It wasn’t until the break at lunchtime that Katie understood what the glasses were for. Isabelle was walking down the corridor and she sneakily took a piece of chewing gum out of her pocket and put it into her mouth. Katie was walking towards her, and was trying to signal frantically that Miss Vile was standing in a doorway and had seen the whole crime – but it was too late. Isabelle was signed up for detention.
But of course what Katie also had seen, was that Miss Vile was holding up her umbrella over her head. Now she understood that the glasses enabled her to see everything – even things and people that were invisible.
She decided to follow Miss Vile and see what she did next. She saw her go into the playground and catch a boy who climbed over the fence into the caretaker’s yard to retrieve a lost football.
Then she saw Miss Vile go into the staff-room – and do you know what? She didn’t take down her umbrella.
“That’s a naughty Miss Vile,” thought Katie, “She’s spying on the other teachers.”
After school, Katie saw Miss Vile standing by the school gate and watching them all. She was holding up her umbrella and nobody could see her except Katie.
Katie came up to her and said: “Hello Miss Vile, would you like a piece of chewing gum?” and Miss Vile said:
“Katie. You know perfectly well that chewing gum is illegal.”
“But nobody will see you, will they Miss?”
And Miss Vile smiled. “No they wouldn’t, would they? But as it happens, teachers can’t break the school rules. It would be setting a bad example and I would have to put myself in detention.”
Katie laughed and said, “That’s good, because I don’t actually have any gum. But Miss, I’ve got a question. Do you think it’s ok for teachers to use magic?”
And a rather uneasy smile passed over Miss Vile’s face, because she knew just as well as Katie that magic was against the school rules. And not just a little bit against them.
“I mean,” said Katie, “if Miss Hepworth was to find out that your recent success at crime detection was all down to my Grandma’s magic umbrella, do you think she would be pleased?”
And As Miss Hepworth was the head-teacher, Miss Vile realised that that was something she would not like to happen at all. Not one little bit.

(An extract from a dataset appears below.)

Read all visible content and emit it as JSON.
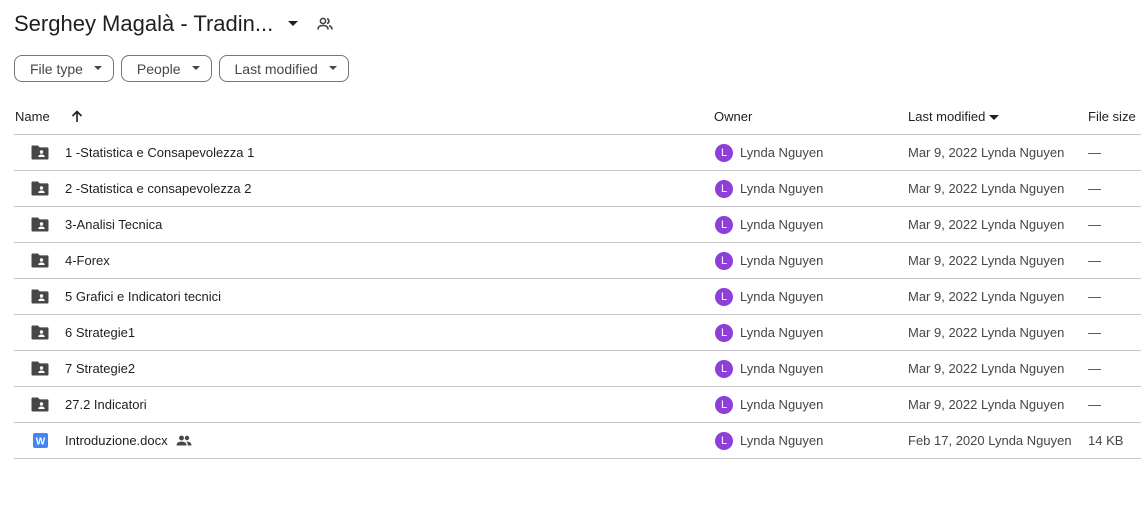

“Well Katie,” she said. “I heard on the radio this morning that the weather forecast is for rain. I don’t think it would be right for me to hang on to your Grandmother’s umbrella anymore. Perhaps you could take it home for me?”
And of course Katie was happy about that.

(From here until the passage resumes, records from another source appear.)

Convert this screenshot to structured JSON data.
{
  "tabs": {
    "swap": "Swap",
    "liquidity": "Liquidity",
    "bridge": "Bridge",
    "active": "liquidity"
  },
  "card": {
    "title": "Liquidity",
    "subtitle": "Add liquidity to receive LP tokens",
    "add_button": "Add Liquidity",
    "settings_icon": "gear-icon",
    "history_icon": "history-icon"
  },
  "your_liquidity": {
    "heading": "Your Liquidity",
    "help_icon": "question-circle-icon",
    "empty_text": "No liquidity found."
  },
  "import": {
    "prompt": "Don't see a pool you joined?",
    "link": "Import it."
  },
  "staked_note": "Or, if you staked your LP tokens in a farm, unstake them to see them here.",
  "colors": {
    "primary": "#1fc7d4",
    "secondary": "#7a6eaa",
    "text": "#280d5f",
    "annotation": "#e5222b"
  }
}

And wasn’t that a super story about Katie and her magic umbrella, I bet you wish that you had one. From me, Natasha, Goodbye!